Exercise
Return each record shown below exactly, with none omitted.

Dataset rows describing interfaces
◇ ◇ ◇ ◇ ◇ ◇ ◇
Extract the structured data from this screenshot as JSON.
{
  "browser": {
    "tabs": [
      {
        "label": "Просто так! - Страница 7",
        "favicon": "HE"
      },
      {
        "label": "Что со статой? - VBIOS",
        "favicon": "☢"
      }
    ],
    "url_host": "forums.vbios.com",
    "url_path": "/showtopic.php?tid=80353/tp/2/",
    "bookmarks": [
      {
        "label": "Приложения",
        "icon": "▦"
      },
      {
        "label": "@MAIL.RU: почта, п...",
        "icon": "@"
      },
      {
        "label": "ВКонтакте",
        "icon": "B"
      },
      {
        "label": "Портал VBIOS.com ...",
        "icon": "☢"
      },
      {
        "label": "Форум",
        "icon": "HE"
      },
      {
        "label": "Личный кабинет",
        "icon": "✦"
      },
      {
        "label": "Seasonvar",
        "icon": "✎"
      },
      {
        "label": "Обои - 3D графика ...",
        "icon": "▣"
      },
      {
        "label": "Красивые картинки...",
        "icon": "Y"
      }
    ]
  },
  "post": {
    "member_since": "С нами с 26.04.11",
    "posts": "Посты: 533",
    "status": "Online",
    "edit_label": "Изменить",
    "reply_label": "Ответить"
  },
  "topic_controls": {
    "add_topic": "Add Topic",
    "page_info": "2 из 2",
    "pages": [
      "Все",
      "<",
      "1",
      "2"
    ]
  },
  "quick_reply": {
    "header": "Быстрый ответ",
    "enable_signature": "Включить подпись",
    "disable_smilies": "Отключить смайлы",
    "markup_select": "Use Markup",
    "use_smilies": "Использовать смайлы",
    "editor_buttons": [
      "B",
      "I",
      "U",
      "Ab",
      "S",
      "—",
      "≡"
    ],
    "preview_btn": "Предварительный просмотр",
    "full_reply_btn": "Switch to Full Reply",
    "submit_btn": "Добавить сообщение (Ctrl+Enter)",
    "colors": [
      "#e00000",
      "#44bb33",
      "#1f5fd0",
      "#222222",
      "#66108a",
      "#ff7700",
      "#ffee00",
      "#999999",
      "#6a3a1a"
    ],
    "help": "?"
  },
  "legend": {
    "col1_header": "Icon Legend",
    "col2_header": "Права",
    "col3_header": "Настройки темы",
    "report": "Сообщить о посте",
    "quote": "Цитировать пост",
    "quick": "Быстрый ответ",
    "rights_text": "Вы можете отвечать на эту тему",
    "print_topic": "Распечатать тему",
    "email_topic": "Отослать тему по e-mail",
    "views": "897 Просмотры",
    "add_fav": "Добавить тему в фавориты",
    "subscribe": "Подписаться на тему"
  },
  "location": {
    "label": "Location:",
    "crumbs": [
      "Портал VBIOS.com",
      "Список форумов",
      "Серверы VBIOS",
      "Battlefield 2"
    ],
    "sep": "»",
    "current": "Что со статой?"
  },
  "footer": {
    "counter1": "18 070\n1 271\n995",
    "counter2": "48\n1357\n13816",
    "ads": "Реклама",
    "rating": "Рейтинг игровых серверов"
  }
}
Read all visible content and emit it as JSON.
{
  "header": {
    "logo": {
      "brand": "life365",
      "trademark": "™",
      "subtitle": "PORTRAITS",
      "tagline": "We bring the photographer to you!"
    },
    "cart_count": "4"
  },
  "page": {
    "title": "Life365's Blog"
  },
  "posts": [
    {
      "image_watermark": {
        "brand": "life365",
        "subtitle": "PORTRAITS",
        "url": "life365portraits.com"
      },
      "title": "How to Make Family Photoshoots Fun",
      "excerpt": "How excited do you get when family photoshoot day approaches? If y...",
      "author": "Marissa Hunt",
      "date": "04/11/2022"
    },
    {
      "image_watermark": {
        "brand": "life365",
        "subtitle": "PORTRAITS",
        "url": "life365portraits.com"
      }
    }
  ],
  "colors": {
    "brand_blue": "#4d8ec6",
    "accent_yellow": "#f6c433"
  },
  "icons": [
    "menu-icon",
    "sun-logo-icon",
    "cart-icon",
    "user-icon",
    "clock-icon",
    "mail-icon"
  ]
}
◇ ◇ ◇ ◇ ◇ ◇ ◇
Output
Extract the structured data from this screenshot as JSON.
{
  "browser": {
    "tabs": [
      {
        "label": "Просто так! - Страница 7",
        "favicon": "HE"
      },
      {
        "label": "Что со статой? - VBIOS",
        "favicon": "☢"
      }
    ],
    "url_host": "forums.vbios.com",
    "url_path": "/showtopic.php?tid=80353/tp/2/",
    "bookmarks": [
      {
        "label": "Приложения",
        "icon": "▦"
      },
      {
        "label": "@MAIL.RU: почта, п...",
        "icon": "@"
      },
      {
        "label": "ВКонтакте",
        "icon": "B"
      },
      {
        "label": "Портал VBIOS.com ...",
        "icon": "☢"
      },
      {
        "label": "Форум",
        "icon": "HE"
      },
      {
        "label": "Личный кабинет",
        "icon": "✦"
      },
      {
        "label": "Seasonvar",
        "icon": "✎"
      },
      {
        "label": "Обои - 3D графика ...",
        "icon": "▣"
      },
      {
        "label": "Красивые картинки...",
        "icon": "Y"
      }
    ]
  },
  "post": {
    "member_since": "С нами с 26.04.11",
    "posts": "Посты: 533",
    "status": "Online",
    "edit_label": "Изменить",
    "reply_label": "Ответить"
  },
  "topic_controls": {
    "add_topic": "Add Topic",
    "page_info": "2 из 2",
    "pages": [
      "Все",
      "<",
      "1",
      "2"
    ]
  },
  "quick_reply": {
    "header": "Быстрый ответ",
    "enable_signature": "Включить подпись",
    "disable_smilies": "Отключить смайлы",
    "markup_select": "Use Markup",
    "use_smilies": "Использовать смайлы",
    "editor_buttons": [
      "B",
      "I",
      "U",
      "Ab",
      "S",
      "—",
      "≡"
    ],
    "preview_btn": "Предварительный просмотр",
    "full_reply_btn": "Switch to Full Reply",
    "submit_btn": "Добавить сообщение (Ctrl+Enter)",
    "colors": [
      "#e00000",
      "#44bb33",
      "#1f5fd0",
      "#222222",
      "#66108a",
      "#ff7700",
      "#ffee00",
      "#999999",
      "#6a3a1a"
    ],
    "help": "?"
  },
  "legend": {
    "col1_header": "Icon Legend",
    "col2_header": "Права",
    "col3_header": "Настройки темы",
    "report": "Сообщить о посте",
    "quote": "Цитировать пост",
    "quick": "Быстрый ответ",
    "rights_text": "Вы можете отвечать на эту тему",
    "print_topic": "Распечатать тему",
    "email_topic": "Отослать тему по e-mail",
    "views": "897 Просмотры",
    "add_fav": "Добавить тему в фавориты",
    "subscribe": "Подписаться на тему"
  },
  "location": {
    "label": "Location:",
    "crumbs": [
      "Портал VBIOS.com",
      "Список форумов",
      "Серверы VBIOS",
      "Battlefield 2"
    ],
    "sep": "»",
    "current": "Что со статой?"
  },
  "footer": {
    "counter1": "18 070\n1 271\n995",
    "counter2": "48\n1357\n13816",
    "ads": "Реклама",
    "rating": "Рейтинг игровых серверов"
  }
}
Read all visible content and emit it as JSON.
{
  "header": {
    "logo": {
      "brand": "life365",
      "trademark": "™",
      "subtitle": "PORTRAITS",
      "tagline": "We bring the photographer to you!"
    },
    "cart_count": "4"
  },
  "page": {
    "title": "Life365's Blog"
  },
  "posts": [
    {
      "image_watermark": {
        "brand": "life365",
        "subtitle": "PORTRAITS",
        "url": "life365portraits.com"
      },
      "title": "How to Make Family Photoshoots Fun",
      "excerpt": "How excited do you get when family photoshoot day approaches? If y...",
      "author": "Marissa Hunt",
      "date": "04/11/2022"
    },
    {
      "image_watermark": {
        "brand": "life365",
        "subtitle": "PORTRAITS",
        "url": "life365portraits.com"
      }
    }
  ],
  "colors": {
    "brand_blue": "#4d8ec6",
    "accent_yellow": "#f6c433"
  },
  "icons": [
    "menu-icon",
    "sun-logo-icon",
    "cart-icon",
    "user-icon",
    "clock-icon",
    "mail-icon"
  ]
}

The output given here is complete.